Drivers for Physical Separation Requirements - Logical Separation on AWS

Drivers for Physical Separation Requirements

Requirements for physically dedicated environments are primarily driven by concerns around third-party or unauthorized access to systems, applications, or data. There is a general misunderstanding that physically separated environments will provide better protection against unintended information or system disclosure, tampering, and unauthorized access compared to logically separated multi-tenant cloud environments. However, when examining the most common attack vectors for unauthorized access — such as remote exploitation, human error, and insider threat — a physically separated environment does not reduce the risk profile. In fact, for any system that is accessible over a network or the Internet, physical separation — such as placing them in a locked cage or a separate data center facility — does not inherently provide added security or control over the most important forms of access. 

Additionally, smaller physically separated environments do not have parity with generally available cloud environments; hence any physical separation requirement can limit or delay a customer’s ability to leverage innovative investments (including security feature innovations) made on behalf of all customers using AWS services. Disadvantages may include higher cost structure, extensive compliance timelines, and limited redundancy options and features compared with the geo-diversity of commercial data center regions.

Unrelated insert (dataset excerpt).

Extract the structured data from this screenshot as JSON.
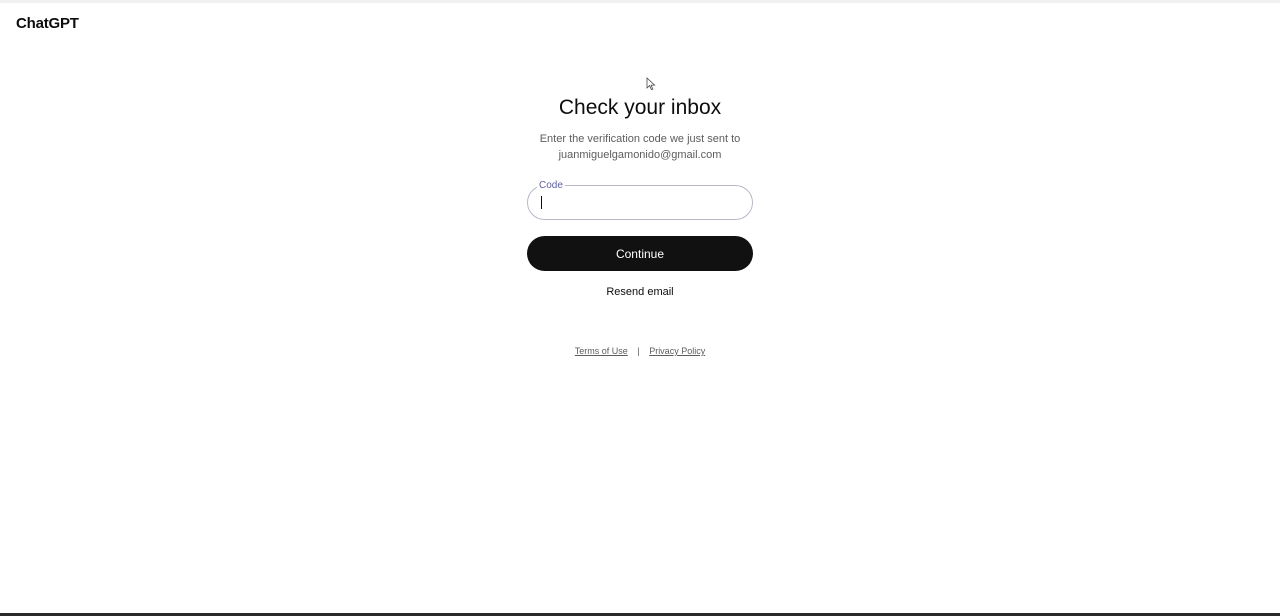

AWS addresses the concerns driving physical separation requirements through the logical security capabilities we provide customers and the security controls we have in place to help protect customer data. The strength of that isolation combined with the automation and flexibility that it provides is on par with or better than the security controls seen in traditional, physically separated environments.